Historian Lee Webb will present “From Wood to Water to Coal: How Maine First Became a High Cost Energy State, A Nineteenth Century Tale,” at the Camden Public Library on Tuesday, Oct. 19 at 6:30 p.m. Webb’s talk is an important part of the library’s Green October series on green energy sources for Maine.

In the first half of nineteenth century, Maine had abundant supplies of low-cost energy. Initially that low-cost energy source was wood and later it was water power. Capital poured into Maine to tame the raging rivers, and new cities like Saco, Biddeford, Lewiston, and Waterville emerged as a result. Maine’s natural energy resources were one of its great competitive advantages. Maine was one of the great beneficiaries of the wood-and water-based economy of American’s 19th century.

All of that changed after the Civil War. Coal replaced both wood and water as the most efficient energy source and Maine lost one of its great advantages. Maine had no coal, and other states with abundant supplies such as Pennsylvania, Ohio, and Illinois replaced Maine as low-cost energy states. Far from America’s coal mines, and denied access to the coal mines of Nova Scotia, Maine could not compete for the new industries that emerged in the late nineteenth century. This talk will describe in detail the history (economic, environmental, and political) of these energy sources and the impact that the shift towards coal, and then oil, had on Maine in the 19th and 20th century.
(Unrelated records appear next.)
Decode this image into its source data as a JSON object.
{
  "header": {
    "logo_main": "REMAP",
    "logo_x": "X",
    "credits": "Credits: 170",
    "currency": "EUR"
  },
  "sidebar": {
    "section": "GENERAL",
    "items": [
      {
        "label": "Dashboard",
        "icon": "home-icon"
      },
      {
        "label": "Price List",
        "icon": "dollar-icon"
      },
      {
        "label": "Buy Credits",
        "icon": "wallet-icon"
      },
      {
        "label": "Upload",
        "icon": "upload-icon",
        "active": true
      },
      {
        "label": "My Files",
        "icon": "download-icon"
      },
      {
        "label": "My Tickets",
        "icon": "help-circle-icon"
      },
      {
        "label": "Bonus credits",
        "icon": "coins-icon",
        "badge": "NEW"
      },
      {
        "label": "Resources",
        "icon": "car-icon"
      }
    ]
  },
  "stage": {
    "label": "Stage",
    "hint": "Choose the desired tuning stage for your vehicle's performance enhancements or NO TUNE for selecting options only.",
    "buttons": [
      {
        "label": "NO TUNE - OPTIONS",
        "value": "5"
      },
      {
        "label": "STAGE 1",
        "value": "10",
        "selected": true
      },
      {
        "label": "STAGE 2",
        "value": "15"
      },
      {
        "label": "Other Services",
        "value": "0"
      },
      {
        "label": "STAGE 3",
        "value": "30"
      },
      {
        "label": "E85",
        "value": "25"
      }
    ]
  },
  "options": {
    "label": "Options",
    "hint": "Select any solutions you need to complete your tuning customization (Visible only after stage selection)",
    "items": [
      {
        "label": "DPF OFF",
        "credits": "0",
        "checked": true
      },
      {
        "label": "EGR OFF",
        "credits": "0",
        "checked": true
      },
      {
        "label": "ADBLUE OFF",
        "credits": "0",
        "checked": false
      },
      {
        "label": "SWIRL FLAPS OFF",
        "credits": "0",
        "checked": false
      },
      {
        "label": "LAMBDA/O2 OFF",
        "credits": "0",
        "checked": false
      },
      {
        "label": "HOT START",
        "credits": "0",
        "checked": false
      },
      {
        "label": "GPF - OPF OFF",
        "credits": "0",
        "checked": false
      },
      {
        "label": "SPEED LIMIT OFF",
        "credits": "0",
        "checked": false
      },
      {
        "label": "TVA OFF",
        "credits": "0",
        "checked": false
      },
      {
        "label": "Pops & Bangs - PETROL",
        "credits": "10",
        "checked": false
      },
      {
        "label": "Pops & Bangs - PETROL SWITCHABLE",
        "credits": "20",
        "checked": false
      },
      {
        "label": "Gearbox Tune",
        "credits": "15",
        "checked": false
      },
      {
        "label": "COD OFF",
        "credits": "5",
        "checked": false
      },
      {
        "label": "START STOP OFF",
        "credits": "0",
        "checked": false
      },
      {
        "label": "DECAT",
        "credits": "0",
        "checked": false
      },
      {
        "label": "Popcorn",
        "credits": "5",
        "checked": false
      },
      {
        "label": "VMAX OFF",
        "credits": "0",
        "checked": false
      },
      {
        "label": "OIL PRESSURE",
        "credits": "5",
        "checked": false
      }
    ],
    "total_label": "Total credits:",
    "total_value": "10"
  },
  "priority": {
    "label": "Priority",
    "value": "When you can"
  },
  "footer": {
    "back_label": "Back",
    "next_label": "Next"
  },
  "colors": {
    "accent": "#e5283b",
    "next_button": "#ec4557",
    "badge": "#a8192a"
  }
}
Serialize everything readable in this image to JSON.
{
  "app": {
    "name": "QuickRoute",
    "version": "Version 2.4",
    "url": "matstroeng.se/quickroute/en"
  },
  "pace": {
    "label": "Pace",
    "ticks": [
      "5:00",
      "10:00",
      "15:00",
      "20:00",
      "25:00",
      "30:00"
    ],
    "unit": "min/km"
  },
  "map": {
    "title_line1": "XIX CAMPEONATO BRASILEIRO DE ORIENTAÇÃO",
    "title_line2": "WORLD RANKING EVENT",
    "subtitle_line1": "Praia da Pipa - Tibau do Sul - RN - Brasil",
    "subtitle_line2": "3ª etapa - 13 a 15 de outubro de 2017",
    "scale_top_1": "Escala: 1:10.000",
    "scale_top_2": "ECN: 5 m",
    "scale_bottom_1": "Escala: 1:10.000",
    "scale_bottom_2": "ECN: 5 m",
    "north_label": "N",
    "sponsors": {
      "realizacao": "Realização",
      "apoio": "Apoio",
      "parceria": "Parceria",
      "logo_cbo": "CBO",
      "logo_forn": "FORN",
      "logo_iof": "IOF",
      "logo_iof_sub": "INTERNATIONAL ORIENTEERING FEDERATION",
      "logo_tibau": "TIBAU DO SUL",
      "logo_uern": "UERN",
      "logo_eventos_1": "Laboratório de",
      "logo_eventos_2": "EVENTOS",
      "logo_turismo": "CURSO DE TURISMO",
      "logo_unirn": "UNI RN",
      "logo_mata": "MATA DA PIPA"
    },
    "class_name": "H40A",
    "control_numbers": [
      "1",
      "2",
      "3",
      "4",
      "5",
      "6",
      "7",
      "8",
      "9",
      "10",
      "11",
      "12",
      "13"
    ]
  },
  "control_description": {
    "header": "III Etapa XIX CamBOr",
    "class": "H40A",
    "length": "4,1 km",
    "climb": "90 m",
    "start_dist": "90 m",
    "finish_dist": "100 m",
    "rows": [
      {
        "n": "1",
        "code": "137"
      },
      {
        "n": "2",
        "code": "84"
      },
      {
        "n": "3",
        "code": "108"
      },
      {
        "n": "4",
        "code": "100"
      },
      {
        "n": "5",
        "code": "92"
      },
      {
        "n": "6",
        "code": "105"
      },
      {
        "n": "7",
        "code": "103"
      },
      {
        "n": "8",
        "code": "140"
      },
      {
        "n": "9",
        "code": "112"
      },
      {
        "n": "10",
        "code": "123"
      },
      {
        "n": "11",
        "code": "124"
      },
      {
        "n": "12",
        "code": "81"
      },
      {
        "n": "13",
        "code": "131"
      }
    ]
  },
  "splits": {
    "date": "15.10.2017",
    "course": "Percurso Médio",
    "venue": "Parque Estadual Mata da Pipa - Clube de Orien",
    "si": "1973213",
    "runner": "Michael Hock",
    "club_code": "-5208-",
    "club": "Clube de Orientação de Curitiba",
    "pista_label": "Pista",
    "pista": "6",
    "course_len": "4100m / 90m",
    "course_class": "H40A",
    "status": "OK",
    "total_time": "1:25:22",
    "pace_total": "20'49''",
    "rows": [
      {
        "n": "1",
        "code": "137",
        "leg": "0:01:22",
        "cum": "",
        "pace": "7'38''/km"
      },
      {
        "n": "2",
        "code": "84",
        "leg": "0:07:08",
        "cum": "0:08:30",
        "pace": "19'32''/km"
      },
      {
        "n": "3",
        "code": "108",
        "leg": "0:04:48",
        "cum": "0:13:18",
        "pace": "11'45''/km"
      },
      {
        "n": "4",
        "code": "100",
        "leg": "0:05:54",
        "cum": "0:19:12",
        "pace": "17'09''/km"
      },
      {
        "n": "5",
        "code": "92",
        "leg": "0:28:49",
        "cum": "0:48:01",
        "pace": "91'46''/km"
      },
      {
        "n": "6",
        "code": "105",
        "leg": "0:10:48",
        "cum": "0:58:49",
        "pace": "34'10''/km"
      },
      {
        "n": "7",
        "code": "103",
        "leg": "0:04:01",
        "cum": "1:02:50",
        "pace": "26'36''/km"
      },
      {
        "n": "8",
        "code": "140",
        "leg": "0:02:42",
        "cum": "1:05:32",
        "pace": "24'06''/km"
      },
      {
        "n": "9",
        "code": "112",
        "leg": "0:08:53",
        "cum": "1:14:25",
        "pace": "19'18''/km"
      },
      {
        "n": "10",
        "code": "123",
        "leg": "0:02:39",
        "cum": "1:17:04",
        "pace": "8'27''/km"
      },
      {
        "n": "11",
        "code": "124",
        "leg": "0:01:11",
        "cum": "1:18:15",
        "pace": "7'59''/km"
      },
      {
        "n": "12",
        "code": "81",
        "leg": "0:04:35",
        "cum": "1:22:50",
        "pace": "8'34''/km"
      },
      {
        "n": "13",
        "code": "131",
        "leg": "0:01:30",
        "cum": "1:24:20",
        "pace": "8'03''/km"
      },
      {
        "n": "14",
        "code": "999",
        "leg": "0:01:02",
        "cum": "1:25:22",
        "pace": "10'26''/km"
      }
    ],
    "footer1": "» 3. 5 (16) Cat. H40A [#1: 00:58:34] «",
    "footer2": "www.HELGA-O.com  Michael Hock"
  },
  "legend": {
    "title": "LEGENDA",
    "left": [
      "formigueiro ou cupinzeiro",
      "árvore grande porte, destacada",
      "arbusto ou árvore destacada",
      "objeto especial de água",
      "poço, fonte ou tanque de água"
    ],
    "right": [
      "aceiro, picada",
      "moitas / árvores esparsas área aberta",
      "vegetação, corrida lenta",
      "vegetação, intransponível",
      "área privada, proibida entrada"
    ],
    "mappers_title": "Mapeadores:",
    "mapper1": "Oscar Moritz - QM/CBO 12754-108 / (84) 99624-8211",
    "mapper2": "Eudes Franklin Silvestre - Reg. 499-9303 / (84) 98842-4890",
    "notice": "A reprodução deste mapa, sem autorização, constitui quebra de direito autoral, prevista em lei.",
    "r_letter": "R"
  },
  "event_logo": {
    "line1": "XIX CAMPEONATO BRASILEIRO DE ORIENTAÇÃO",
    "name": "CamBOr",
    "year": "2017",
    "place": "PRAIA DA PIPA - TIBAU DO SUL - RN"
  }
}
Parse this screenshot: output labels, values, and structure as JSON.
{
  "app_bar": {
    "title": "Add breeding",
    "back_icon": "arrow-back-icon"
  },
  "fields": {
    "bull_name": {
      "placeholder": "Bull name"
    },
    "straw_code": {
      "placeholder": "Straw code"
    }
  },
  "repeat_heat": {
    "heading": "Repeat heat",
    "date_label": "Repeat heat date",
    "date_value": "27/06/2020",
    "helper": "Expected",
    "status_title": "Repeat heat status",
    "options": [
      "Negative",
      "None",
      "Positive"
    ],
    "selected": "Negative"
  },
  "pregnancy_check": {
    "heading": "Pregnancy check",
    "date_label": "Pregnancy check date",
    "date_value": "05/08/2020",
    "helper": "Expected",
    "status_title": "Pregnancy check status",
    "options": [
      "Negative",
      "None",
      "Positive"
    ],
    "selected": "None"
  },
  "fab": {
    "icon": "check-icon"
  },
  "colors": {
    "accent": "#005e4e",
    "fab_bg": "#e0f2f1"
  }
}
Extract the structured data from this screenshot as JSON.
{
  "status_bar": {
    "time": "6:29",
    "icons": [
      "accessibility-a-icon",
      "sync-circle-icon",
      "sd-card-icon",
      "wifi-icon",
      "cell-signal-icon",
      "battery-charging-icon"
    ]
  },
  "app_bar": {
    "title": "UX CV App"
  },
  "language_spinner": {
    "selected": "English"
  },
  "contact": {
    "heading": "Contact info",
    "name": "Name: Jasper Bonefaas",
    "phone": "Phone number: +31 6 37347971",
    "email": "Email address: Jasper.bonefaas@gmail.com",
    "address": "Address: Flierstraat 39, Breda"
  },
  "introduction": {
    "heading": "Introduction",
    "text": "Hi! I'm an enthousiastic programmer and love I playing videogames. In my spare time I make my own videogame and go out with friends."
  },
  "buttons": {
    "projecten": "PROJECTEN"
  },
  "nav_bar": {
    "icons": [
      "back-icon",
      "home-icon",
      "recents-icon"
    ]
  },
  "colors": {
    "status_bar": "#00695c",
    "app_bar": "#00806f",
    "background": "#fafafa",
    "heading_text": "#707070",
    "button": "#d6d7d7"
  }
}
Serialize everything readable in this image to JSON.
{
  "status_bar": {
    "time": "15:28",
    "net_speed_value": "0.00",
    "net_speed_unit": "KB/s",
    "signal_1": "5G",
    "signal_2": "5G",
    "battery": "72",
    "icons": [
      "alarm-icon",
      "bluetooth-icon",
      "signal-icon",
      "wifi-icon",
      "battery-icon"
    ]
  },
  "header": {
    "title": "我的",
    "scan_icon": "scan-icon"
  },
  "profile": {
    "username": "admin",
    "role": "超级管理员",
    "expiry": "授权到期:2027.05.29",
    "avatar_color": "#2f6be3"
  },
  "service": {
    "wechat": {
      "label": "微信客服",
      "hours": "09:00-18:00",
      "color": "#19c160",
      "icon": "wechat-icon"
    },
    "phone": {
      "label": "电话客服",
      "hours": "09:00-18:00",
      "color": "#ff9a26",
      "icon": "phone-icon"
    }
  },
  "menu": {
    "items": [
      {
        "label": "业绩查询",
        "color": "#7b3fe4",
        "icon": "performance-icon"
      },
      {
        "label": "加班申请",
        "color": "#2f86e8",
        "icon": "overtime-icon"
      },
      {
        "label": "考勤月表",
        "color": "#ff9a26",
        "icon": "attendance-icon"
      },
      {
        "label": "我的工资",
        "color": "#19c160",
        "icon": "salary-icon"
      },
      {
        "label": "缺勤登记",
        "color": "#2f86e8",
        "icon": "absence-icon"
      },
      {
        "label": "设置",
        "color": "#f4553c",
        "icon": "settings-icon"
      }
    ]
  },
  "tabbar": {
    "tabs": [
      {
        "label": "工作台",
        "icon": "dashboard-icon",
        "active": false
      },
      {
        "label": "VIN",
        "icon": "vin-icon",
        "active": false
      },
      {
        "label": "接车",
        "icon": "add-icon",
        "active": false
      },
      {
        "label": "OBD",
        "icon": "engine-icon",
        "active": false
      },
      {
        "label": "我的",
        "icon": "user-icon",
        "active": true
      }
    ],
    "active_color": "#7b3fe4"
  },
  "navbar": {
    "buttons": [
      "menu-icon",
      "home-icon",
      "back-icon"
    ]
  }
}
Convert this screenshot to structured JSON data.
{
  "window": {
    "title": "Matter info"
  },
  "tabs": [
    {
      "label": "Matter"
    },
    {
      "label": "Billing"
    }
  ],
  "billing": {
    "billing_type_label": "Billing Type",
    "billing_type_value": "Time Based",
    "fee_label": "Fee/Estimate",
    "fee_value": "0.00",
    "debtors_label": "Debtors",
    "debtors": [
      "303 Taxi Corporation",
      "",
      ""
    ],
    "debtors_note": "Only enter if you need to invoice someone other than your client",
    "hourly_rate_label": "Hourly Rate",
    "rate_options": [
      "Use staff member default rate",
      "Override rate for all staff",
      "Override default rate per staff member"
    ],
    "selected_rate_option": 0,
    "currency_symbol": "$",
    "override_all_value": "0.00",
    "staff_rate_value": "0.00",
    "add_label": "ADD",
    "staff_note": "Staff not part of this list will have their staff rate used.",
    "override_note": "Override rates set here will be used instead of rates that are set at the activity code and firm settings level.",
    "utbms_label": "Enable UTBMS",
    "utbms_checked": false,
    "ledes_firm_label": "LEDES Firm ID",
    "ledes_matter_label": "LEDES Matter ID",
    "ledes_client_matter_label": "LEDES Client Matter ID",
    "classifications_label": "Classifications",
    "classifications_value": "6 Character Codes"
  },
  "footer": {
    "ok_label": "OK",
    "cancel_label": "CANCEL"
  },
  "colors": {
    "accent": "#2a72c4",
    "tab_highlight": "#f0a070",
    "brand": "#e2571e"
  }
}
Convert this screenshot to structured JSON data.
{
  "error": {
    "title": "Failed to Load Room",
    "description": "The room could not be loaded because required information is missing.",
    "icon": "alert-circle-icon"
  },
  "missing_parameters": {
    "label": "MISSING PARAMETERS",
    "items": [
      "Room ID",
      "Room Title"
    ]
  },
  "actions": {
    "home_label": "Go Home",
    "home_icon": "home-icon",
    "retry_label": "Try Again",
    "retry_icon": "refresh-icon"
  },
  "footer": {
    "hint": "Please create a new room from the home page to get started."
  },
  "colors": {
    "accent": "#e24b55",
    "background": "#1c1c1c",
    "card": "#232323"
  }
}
Webb lives in Union and is presently a PhD candidate in the history department of the University of Maine at Orono. He is engaged in writing a dissertation on Maine during the Gilded Age and the Progressive Era. Webb has graduate degrees in economics and public administration and is a Senior Policy Fellow at the Margaret Chase Smith Policy Center at UMO. He retired to Maine six years ago after a career in public policy, government, and hospital and university administration.